What this task involves =>
In the response, the entries must appear exactly as supplied.

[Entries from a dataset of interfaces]

..........

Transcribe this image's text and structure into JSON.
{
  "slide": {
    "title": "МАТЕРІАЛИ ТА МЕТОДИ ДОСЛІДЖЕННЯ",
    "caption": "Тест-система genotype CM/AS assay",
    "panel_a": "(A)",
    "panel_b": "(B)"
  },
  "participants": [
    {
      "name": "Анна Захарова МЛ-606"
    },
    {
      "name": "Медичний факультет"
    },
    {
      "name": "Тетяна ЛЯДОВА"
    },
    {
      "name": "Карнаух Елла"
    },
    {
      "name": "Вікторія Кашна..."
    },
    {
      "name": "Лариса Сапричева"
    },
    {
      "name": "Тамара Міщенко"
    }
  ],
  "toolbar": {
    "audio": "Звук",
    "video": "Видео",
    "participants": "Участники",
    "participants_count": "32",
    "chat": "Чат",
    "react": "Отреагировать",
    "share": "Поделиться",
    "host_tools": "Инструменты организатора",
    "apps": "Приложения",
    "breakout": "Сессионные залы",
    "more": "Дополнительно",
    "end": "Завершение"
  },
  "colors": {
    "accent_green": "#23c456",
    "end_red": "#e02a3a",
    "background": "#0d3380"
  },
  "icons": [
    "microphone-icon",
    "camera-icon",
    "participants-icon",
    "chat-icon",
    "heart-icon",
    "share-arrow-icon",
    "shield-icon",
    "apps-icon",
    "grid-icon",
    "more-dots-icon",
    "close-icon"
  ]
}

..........

Solution for this problem =>
Transcribe this image's text and structure into JSON.
{
  "slide": {
    "title": "МАТЕРІАЛИ ТА МЕТОДИ ДОСЛІДЖЕННЯ",
    "caption": "Тест-система genotype CM/AS assay",
    "panel_a": "(A)",
    "panel_b": "(B)"
  },
  "participants": [
    {
      "name": "Анна Захарова МЛ-606"
    },
    {
      "name": "Медичний факультет"
    },
    {
      "name": "Тетяна ЛЯДОВА"
    },
    {
      "name": "Карнаух Елла"
    },
    {
      "name": "Вікторія Кашна..."
    },
    {
      "name": "Лариса Сапричева"
    },
    {
      "name": "Тамара Міщенко"
    }
  ],
  "toolbar": {
    "audio": "Звук",
    "video": "Видео",
    "participants": "Участники",
    "participants_count": "32",
    "chat": "Чат",
    "react": "Отреагировать",
    "share": "Поделиться",
    "host_tools": "Инструменты организатора",
    "apps": "Приложения",
    "breakout": "Сессионные залы",
    "more": "Дополнительно",
    "end": "Завершение"
  },
  "colors": {
    "accent_green": "#23c456",
    "end_red": "#e02a3a",
    "background": "#0d3380"
  },
  "icons": [
    "microphone-icon",
    "camera-icon",
    "participants-icon",
    "chat-icon",
    "heart-icon",
    "share-arrow-icon",
    "shield-icon",
    "apps-icon",
    "grid-icon",
    "more-dots-icon",
    "close-icon"
  ]
}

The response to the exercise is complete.